Over one-third of our intravascular injections were likely venous. At a minimum, a large-volume intravenous injection of steroid would be expected to diminish or completely remove the intended concentrated local anti-inflammatory effect of the steroid, and instead convert the injection into an unintended low-dose intravenous steroid injection. In addition, some authors have speculated that accidental intravenous injection of corticosteroid is the cause of Tachon syndrome: Incidence is estimated at 1 in 8, local steroid injections 38 - Given the possible risks of intravenous injection, we suggest the proceduralist make efforts to avoid venous as well as arterial steroid injections.
The limits of this study include those inherent in a retrospective, single-institution review. In addition, we do not have follow-up pain relief data for these injections, so the possibility that extraforaminal needle tip position decreases diagnostic and therapeutic efficacy of the procedure keeps us from suggesting that the extraforaminal zone is the preferred needle tip position for lumbar TFESIs.
A follow-up study correlating needle tip position and pain relief would be useful to address these questions. In conclusion, extraforaminal needle tip position correlates to lower incidence of intravascular injection and may represent a safer needle tip position for lumbar TFESIs. I Conception and design: None; III Provision of study materials or patients: None; IV Collection and assembly of data: A Ghodadra; VI Manuscript writing: All authors; VII Final approval of manuscript: Figure 1 Needle tip position characterized by depth relative to the targeted neural foramen.
Examples of extraforaminal B , junctional C , and foraminal D needle tip positions.

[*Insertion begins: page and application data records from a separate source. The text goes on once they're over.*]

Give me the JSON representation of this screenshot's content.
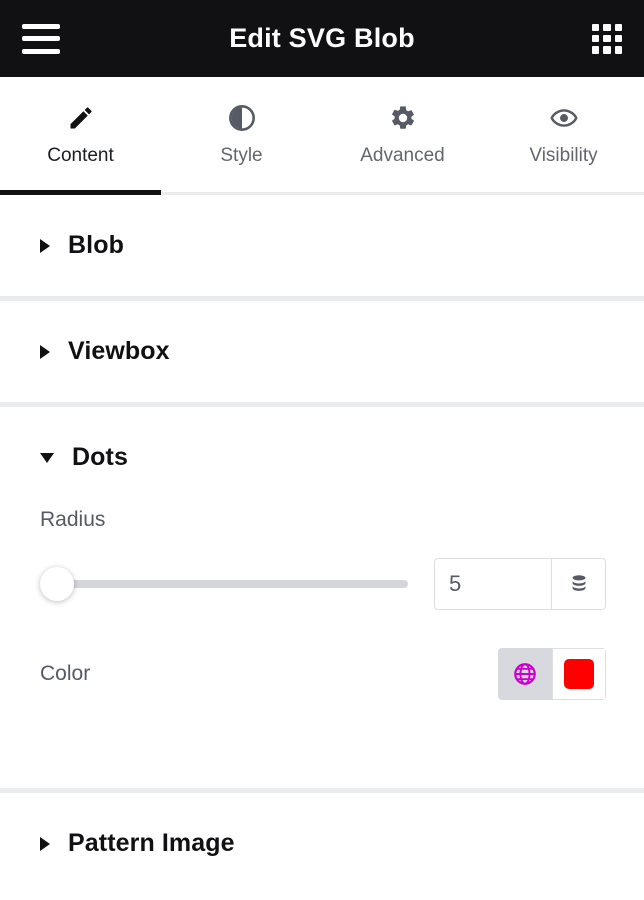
{
  "header": {
    "title": "Edit SVG Blob",
    "menu_icon": "hamburger-menu-icon",
    "apps_icon": "apps-grid-icon",
    "background": "#111113"
  },
  "tabs": [
    {
      "label": "Content",
      "icon": "pencil-icon",
      "active": true
    },
    {
      "label": "Style",
      "icon": "contrast-icon",
      "active": false
    },
    {
      "label": "Advanced",
      "icon": "gear-icon",
      "active": false
    },
    {
      "label": "Visibility",
      "icon": "eye-icon",
      "active": false
    }
  ],
  "sections": [
    {
      "title": "Blob",
      "expanded": false
    },
    {
      "title": "Viewbox",
      "expanded": false
    },
    {
      "title": "Dots",
      "expanded": true
    },
    {
      "title": "Pattern Image",
      "expanded": false
    }
  ],
  "dots": {
    "radius": {
      "label": "Radius",
      "value": "5",
      "placeholder": "",
      "slider_position_percent": 0,
      "unit_icon": "database-stack-icon"
    },
    "color": {
      "label": "Color",
      "global_icon": "globe-icon",
      "global_icon_color": "#cc00cc",
      "swatch_color": "#ff0000"
    }
  },
  "colors": {
    "accent_dark": "#111113",
    "label_gray": "#555a64",
    "divider": "#ebecee",
    "track": "#d4d6db"
  }
}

Figure 2 Intravascular injections characterized by volume. In this case, a separate, trace-volume intravascular injection is also present small arrowhead ; C large-volume intravascular injection is defined by a perceptible decrease in volume of the dominant epidural contrast collection. In this example, there is no epidural contrast because all contrast has been injected into a vein arrowhead. Figure 3 Intravascular injections characterized by likely vessel type injected.
A,B A likely arterial injection appears as a tiny enhancing vessel in the anterior superior neural foramen A, arrowhead and slightly more superiorly in the adjacent anterolateral spinal canal B, arrowhead , the expected course of the radiculomedullary artery; C a likely venous injections appears as a curvilinear enhancing vessel arrowhead extending anteriorly from the needle tip toward a larger draining venous structure, in this case an iliac vein; D an injection indeterminate for vessel appears as a tiny volume of contrast arrowhead in a small paraspinal vessel which could represent either a small artery or vein.

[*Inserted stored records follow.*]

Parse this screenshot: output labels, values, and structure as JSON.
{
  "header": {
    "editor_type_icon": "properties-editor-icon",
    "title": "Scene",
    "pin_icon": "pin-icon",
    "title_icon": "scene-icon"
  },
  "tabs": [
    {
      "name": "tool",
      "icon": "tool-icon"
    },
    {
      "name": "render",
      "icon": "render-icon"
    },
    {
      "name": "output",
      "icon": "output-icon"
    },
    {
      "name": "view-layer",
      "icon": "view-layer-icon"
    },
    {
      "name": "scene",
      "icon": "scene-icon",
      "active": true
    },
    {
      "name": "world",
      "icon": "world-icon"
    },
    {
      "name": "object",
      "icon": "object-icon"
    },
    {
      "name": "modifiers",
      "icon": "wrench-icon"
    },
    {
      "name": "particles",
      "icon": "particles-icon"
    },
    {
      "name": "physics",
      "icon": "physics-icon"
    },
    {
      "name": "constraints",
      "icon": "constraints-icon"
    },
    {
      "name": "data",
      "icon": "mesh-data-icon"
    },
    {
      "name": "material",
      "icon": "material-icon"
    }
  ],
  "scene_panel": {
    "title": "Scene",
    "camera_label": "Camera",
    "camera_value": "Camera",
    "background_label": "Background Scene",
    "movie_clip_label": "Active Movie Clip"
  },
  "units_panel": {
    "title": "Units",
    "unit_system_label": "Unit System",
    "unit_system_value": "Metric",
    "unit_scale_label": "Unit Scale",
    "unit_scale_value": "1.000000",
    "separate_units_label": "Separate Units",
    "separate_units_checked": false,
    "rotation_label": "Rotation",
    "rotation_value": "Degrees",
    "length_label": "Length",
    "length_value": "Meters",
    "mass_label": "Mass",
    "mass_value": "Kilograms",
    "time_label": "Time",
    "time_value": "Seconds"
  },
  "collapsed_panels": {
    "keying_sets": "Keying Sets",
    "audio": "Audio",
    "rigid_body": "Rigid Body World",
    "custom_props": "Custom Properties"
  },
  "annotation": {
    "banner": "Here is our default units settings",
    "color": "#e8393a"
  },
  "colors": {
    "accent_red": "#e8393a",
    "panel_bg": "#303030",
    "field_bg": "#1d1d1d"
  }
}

Figure 4 Intravascular injection during trial dose contrast only. A Initial contrast trial dose injection shows two discrete separate paraspinal foci of intravascular contrast arrowheads ; B the needle is withdrawn several millimeters; C repeat contrast trial dose injection shows expected contrast accumulation and no additional intravascular contrast.
Table 1 Characterization of the 52 intravascular injections Full table. Cite this article as: Extraforaminal needle tip position reduces risk of intravascular injection in CT-fluoroscopic lumbar transforaminal epidural steroid injections. J Spine Surg ;2 4: